Almost 40% of Americans don’t read the Nutrition Facts panel, according to a study conducted by Nicholas J. Ollberding, PhD, Randi L. Wolf, PhD, and Isobel Contento, PhD, of Columbia University and published in the Journal of the American Dietetic Association. What’s more, 50% don’t read the list of ingredients, 53% don’t pay attention to serving size and 56% don’t glance at health claims. This is an issue.
Although there were significant differences in the quality of nutrient intake observed between food label readers and non-readers, food labels are only as good as the amount that they are read.
“If the food label is to have a greater public health impact, rates of use will likely need to be increased among U.S. adults,” commented Professor Ollberding. “Low rates of label use also suggest that national campaigns or modification of the food label may be needed to reduce the proportion of the population not using this information.”
Maybe Professor Ollberding’s prayers have been answered: In late January, the GMA (Grocery Manufacturers Association) released news of its new and improved “Nutrition Keys” for consumers. In an effort to fight childhood obesity and raise awareness among consumers, the group has designed an “abridged” version of the Nutrition Facts panel that seemingly overwhelms the masses. There are three versions we have to look forward to:
- Standard: This option is standard and displays information regarding calories, saturated fat, sodium and sugar content per serving. These four nutrition keys are always displayed together.
- Calorie Option: On packages that are small, manufacturers have the option of just displaying the calories per serving.
- Expanded Option: This is an expanded version that displays the four nutrition keys mentioned above, plus two extra keys to market other “positive” nutrients in the food. These two additional keys can change depending on what nutrients are found in the food. These “nutrients to encourage” can only be placed on a package if the product has more than 10 percent of the daily value per serving of the nutrient.

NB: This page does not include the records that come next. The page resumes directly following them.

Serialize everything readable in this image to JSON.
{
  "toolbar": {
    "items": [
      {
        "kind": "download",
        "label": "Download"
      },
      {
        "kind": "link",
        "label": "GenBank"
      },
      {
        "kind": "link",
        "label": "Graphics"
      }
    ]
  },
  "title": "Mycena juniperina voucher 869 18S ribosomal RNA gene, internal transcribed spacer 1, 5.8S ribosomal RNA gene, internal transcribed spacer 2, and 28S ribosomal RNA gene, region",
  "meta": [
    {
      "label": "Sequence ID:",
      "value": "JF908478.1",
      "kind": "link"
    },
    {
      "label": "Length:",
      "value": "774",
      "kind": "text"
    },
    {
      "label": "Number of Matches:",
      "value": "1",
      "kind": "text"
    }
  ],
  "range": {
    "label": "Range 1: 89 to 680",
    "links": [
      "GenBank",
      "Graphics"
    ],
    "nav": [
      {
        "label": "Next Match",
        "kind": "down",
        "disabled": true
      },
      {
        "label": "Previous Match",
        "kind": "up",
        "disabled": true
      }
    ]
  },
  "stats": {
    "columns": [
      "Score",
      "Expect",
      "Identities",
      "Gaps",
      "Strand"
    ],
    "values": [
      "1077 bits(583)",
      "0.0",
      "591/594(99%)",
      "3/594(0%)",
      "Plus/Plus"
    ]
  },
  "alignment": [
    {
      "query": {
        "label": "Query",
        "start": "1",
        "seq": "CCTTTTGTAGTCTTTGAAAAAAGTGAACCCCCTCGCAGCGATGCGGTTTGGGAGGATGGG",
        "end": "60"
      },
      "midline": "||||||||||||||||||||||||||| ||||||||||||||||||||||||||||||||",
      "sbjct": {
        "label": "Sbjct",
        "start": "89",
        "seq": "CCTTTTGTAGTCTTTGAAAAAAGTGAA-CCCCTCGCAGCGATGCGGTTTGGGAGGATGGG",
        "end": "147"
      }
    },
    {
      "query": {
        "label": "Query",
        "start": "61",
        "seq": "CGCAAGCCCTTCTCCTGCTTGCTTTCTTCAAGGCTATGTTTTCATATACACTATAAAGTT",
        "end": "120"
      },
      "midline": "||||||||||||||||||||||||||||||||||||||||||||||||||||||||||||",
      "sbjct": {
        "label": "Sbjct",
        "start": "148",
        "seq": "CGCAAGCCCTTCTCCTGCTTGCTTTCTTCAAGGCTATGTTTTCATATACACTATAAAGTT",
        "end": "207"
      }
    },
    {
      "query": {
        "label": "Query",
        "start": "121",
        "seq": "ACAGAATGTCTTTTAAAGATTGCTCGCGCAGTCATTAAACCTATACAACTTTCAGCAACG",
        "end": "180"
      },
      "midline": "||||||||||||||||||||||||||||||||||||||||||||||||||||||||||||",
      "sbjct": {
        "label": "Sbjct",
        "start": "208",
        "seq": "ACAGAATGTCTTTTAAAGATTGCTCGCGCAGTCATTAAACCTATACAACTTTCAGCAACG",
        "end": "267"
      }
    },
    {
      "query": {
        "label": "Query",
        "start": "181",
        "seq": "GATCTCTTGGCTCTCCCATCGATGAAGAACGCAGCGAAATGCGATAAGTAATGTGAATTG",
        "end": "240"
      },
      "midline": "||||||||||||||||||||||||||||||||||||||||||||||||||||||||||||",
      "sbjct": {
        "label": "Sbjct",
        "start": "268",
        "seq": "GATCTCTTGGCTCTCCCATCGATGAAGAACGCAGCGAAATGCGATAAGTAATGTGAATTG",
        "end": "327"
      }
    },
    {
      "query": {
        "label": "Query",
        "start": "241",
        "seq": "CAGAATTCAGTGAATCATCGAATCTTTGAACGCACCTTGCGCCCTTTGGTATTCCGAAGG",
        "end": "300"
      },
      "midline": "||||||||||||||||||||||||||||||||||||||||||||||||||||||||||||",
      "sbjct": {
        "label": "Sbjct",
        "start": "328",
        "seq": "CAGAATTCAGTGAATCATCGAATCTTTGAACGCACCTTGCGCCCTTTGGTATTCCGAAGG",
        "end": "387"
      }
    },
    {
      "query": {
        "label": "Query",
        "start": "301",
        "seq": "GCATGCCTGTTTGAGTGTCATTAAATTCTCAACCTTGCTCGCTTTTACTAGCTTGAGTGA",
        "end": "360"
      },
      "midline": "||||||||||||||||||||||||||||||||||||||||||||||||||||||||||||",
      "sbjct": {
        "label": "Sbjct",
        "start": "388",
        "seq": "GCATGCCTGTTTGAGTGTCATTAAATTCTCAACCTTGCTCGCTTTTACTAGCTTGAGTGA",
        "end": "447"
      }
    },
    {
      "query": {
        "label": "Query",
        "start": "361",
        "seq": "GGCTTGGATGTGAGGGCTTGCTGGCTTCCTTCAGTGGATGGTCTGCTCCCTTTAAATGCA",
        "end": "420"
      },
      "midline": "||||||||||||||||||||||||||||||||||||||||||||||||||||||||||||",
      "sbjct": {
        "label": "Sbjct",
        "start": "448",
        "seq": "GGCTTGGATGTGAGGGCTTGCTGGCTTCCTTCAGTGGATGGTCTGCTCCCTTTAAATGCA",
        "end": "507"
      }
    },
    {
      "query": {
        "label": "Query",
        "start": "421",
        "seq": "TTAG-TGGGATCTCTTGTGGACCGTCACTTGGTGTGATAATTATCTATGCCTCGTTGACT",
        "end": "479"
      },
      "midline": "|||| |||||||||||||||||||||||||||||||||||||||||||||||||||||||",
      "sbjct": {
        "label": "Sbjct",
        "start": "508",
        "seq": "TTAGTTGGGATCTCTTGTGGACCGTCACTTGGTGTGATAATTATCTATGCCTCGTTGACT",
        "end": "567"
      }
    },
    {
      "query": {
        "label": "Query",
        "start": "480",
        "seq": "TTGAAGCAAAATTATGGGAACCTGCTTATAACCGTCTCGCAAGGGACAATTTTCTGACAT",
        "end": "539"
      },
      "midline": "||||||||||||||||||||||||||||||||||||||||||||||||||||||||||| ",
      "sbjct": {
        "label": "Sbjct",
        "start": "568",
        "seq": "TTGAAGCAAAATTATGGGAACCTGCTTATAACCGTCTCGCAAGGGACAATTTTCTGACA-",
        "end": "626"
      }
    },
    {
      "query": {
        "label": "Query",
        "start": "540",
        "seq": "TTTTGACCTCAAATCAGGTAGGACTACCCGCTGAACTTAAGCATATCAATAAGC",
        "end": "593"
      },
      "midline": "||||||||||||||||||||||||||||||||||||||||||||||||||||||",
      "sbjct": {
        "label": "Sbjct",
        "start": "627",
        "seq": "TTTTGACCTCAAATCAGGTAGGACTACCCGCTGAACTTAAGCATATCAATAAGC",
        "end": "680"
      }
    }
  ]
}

Personally, I think these labels only tell half the story. Essentially, they are the “Cliff Notes” of Nutrition Labels. Granted, the four nutrition keys in the first option are important, but so are fiber, protein and fat content on the whole. Further, these don’t give the consumer any information on the quality of ingredients in the product. So, if they don’t take the time to look at the Ingredient List, they could be consuming chemicals, artificial ingredients, preservatives, and other unhealthy items.
Although I commend GMA for attempting to simplify the label, I can’t help but wonder if we are just enabling laziness by not educating children (and adults) on how to properly read nutrition labels. This is a life skill and if an individual cares about their health and wellbeing, and if we care about the health of our nation as a whole, reading and UNDERSTANDING nutrition labels is a part of everyday life.
Do you think these labels will do the job? Do you know how to read the “old” versions?